Security and Data Protection Tips for the Future

Security and Data Protection Tips for the Future

Security and privacy have been significant issues for businesses in recent years. As safeguarding customer data has become an ever-evolving game between hackers and companies, new ways of transferring and storing data have emerged with blockchain.

However, as we progress towards a digital landscape where more complex forms of protection are available, pockets of potential risk are involved. If your business wants to put its best foot forward and protect its data, consider the following key points.


Complying with GDPR

With data privacy at the forefront of the tech sector and the entire global business community, adhering to general data protection regulations (GDPR) can be the difference between a hefty fine and company integrity. With many big data companies like Facebook and Amazon, currently under great scrutiny for storing, transferring, and protecting user data, it is vital to be overly cautious regarding GDPR. If you're unsure whether a particular practice infringes on GDPR always err on the side of caution and act conservatively.

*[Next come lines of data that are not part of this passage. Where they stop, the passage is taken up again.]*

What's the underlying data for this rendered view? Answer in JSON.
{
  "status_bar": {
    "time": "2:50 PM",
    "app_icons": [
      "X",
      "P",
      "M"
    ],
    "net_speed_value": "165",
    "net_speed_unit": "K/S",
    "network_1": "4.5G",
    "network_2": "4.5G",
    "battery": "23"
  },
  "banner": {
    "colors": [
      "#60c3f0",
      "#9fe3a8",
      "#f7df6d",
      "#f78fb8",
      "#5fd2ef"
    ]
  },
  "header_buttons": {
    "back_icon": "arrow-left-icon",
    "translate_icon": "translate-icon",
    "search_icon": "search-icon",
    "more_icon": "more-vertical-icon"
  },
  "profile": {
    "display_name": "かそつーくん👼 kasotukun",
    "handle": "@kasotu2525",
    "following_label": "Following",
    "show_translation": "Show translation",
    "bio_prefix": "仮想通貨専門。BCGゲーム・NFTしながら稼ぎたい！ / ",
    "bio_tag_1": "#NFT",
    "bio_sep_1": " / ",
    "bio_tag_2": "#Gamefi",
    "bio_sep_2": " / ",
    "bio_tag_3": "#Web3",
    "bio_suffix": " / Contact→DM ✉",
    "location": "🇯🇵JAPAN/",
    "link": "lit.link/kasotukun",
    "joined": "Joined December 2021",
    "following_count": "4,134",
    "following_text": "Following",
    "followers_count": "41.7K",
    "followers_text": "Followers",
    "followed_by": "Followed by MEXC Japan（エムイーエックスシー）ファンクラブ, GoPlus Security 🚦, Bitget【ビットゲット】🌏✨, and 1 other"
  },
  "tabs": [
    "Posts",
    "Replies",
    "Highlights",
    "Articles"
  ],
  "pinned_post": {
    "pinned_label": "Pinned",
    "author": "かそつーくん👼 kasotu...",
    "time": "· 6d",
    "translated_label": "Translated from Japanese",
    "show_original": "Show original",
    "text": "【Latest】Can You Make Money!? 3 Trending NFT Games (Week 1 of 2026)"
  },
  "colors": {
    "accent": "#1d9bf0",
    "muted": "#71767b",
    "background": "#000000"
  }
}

Privacy by Design

Privacy by design is an approach used to consider the security and data protection aspects of any project at the design stage, meaning you design your systems and processes with privacy in mind. It is not merely crucial from a business protection perspective but also a requirement as you will have to adhere to international data privacy regulations.

In essence, this means you have to integrate data protection into your processing activities and business practices. While this can be applied across your whole business, some examples include developing new IT systems, services, products, and processes involving personal processing data; developing organisational policies, and physical design; or even using data sharing software.

When utilising privacy by design, you reduce the risk of potential data loss arising from security breaches. If you design your projects, processes, and systems with privacy in mind, you can identify issues sooner and raise awareness of privacy concerns in the organisation.


Understanding Your Processes

The best way to be prepared for anything is through adequate planning and execution. Preparing for a data breach means complying with GDPR, utilising privacy by design, and having a plan set in place for your entire team to execute and adhere to. Practising potential breach protocol and testing your software and systems will also be crucial as it will show you the complete data risk journey. Understanding your processes, and subsequently testing them will be the real analysis of how secure your business is.


Privacy Impact Awareness (PIA)

Privacy Impact Awareness (PIA) is a useful tool used to highlight and lower the risk of ineffective privacy practices in your company. These assessments reduce your risk of mishandling personal data by looking at your business's development life cycle. A full run-through of your services and protocol allows greater scrutiny into potential privacy risks.

Key stakeholders are involved in a PIA review as recommendations on addressing challenges need to be presented. Ultimately, a PIA will help a business and security team develop better processes and systems for handling sensitive data.


Risk Classification

When creating a risk classification of your data and processes, it is essential to complete a data mapping exercise initially. This means getting all of your data ducks in a row. Understand how your data is stored, transferred and organised. How is it, inventoried? Is everything safeguarded? If so, to what degree? Where are the areas of potential risk? These need to be answered before you can undertake a useful risk classification overview.

If specific data were to be stolen or lost, it could significantly injure your relationship with clients and even your overall operations. Having a sense of what data is at risk during a breach also helps your IT team harden defences and strategies to protect organisational data. If they know that certain information is at stake, they can prioritise their time on a solution to protect these assets. They can also set up alerts using various security technologies to know if unusual activity occurs with these data types.


A Brave New World

These are merely a few, yet paramount, aspects to consider when reviewing your business's data security and privacy. With emerging tech like blockchain looking to decentralise data, it will bring both new security capabilities and risk. We covered the impact that blockchain may have in this respect in our blog: Blockchain Will Change The World. That's why it is crucial to have a well thought effective, realistic, and specific plan to protect your team and your business.